Think about when you post your updates, how are you adding value to that customer if they’re looking at it? Are you visible on their newsfeed? When they’re posting, are you engaging with them? Does that information help inform your ideas on how you reach out to them on LinkedIn or even off LinkedIn? Just making sure that you remember that your customer is on LinkedIn, make sure you’re adding value in subtle ways and learning more about them through the platform.

Fred Diamond: That’s a great tip. I post frequently on LinkedIn, I have a bunch of engagement, but I always look for my customers or prospects. You know what I see so many times? They’ll post a press release, or they’ll post the link to a webinar with no context and they get 0.0 engagement.

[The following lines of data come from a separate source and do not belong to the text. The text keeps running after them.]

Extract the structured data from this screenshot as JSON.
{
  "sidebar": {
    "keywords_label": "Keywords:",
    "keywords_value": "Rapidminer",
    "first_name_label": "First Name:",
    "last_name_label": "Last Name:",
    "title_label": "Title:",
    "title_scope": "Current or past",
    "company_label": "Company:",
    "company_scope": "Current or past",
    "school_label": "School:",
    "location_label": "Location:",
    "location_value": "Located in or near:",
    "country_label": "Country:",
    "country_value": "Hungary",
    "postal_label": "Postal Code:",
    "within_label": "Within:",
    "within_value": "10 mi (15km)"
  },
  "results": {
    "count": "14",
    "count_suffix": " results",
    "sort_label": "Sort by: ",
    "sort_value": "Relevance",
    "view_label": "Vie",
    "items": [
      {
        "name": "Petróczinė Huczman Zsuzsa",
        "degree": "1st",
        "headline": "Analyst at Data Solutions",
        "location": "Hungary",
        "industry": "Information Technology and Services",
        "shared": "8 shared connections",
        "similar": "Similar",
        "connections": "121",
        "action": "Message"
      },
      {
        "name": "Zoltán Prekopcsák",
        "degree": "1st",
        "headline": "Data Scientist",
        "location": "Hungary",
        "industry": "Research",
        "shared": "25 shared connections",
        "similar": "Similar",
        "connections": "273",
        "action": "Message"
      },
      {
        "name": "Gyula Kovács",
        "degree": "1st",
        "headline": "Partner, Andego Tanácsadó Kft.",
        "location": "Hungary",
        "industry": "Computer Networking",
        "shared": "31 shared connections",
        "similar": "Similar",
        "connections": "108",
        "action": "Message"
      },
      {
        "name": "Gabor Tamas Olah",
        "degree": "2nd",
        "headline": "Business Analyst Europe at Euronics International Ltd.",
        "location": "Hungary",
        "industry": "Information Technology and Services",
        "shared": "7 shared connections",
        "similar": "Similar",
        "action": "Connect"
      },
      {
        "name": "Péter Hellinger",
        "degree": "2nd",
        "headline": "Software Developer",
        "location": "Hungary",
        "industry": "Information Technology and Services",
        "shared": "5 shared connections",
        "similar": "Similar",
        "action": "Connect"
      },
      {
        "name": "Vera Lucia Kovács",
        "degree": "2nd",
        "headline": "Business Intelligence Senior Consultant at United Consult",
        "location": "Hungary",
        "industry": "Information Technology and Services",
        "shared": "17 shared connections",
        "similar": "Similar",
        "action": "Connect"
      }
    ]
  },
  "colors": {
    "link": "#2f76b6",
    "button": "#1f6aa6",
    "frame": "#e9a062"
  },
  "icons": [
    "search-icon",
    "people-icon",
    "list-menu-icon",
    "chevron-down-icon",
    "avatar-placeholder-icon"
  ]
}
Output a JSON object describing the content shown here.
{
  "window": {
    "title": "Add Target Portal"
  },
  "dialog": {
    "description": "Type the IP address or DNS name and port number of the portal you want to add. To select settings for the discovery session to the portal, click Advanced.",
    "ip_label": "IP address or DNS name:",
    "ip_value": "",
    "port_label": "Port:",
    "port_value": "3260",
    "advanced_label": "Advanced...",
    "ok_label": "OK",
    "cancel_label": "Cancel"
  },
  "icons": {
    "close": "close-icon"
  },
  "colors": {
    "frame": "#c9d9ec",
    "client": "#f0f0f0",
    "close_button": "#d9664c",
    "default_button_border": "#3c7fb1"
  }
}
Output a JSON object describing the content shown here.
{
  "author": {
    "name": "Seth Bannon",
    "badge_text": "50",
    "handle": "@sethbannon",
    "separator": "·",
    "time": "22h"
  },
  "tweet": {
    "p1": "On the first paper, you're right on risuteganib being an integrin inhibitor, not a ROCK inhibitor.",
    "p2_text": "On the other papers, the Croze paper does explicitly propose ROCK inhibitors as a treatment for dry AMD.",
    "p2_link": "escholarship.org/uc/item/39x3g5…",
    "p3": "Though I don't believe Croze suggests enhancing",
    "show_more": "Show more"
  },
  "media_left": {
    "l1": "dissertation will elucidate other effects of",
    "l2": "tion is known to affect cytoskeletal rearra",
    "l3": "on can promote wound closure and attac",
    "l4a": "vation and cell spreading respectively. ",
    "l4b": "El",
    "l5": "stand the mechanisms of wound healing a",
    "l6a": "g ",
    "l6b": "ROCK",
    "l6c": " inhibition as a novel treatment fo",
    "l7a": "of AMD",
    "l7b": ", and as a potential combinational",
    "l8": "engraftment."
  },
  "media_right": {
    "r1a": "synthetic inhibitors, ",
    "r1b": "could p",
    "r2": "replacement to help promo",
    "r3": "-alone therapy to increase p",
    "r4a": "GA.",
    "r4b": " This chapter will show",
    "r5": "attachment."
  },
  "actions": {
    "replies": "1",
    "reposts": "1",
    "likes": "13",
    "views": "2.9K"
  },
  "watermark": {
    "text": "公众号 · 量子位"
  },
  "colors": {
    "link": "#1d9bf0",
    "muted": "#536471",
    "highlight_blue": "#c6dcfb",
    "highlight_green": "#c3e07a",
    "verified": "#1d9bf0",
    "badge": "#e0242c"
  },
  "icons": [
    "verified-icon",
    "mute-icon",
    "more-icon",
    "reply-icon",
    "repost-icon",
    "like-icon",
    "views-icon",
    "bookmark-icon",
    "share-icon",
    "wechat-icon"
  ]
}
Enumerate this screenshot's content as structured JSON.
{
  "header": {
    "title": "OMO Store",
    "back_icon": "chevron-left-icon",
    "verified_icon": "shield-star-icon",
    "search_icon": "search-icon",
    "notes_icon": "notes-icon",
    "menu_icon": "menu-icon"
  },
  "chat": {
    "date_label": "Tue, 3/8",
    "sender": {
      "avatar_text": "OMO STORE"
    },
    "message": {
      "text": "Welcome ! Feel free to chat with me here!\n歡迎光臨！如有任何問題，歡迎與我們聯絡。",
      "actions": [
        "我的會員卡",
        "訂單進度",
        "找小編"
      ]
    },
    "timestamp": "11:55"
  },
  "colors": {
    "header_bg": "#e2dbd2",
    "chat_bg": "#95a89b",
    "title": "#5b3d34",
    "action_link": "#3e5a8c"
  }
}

Whenever I see that, you know what I do? I always do a comment. “Wow, this looks great,” or “It’s a great time for you to do this,” or, “I have some questions for your guests.” Not, “Great share,” or, “Good job.” By the way, people say you need to do at least four words or seven words. Can you give us some insights into the algorithm? I’m putting you on the spot here. For our listeners, when they comment on people’s posts, any deep suggestions that you would have them follow?

Kalsang Tanzin: I don’t have a scientific suggestion, but just the guiding principle. LinkedIn members like our customers, B2B buyers are human. How do you recognize their effort and how would you like to have been recognized when you post something up? That’s the same thing. That lens should be a guiding principle. Are you doing it just to check a box? Are you doing it to truly feel like you’ve engaged with and consumed the information they’ve shared?

Fred Diamond: That is a great answer, the way you just said that you keep saying this, too, that our customers are human. Over the last two and a half years, they’ve gotten more human. Everybody has been affected however they’ve been affected over the last two years, either health or financially. I’m going to be doing an interview in a few minutes here on the mental health of sales professionals, and how do we continue to be aware of how we’re doing and how our customers are doing.

I love that you’ve touched on so many of these things. You’ve given us so many great ideas. I just want to acknowledge you. I encourage everybody here, I’m sure they will, to go to your profile. In relatively short career, you’ve done so many amazing things and you’ve obviously executed a whole lot of things that are helping not just your employees and other people who work at LinkedIn, but the customers that you touch.

I’ll give you one last LinkedIn example here. I’ve been on LinkedIn almost from day one. Like 15 some odd years. I’ve given some thought recently about how it’s changed for me personally. Right now, I have maybe 50 people that I pay attention to every single day and that pay attention to me, and they’ve become my friends, they’ve become my support system.

Some, Kal, I have literally gotten in my car to go visit hundreds and thousands of miles away. I had a lunch meeting about a year ago with three of my LinkedIn connections in San Antonio, Texas. Take the LinkedIn connection off LinkedIn into the real world, into the human world so you can further grow those relationships. That’s one of the beauties of LinkedIn. You’ve given us so many great ideas. Give us one final action step, one more specific thing that people should do right now to take their sales career to the next level.

Kalsang Tanzin: We talked about deep sales as being the approach of selling. We believe in that LinkedIn is building, our sales solutions are building the first deep sales platform. Because we’re based on the data set that you just mentioned and we see multi millions of interactions between buyers and sellers, we do that through Sales Navigator and Sales Insights.

The one tip that I can have that’s easier is upload your book of business into Sales Navigator if you have it, and then see what is the warmest way you can enter your prospect or your customer. Look for previous customers, look for people who might have worked with your coworkers and ask for an intro. Look to see if you were in a fraternity. That’s the first they could find, the hidden allies within your prospects and your customer base.

Transcribed by Mariana Badillo

Leave a Reply

Your email address will not be published. Required fields are marked *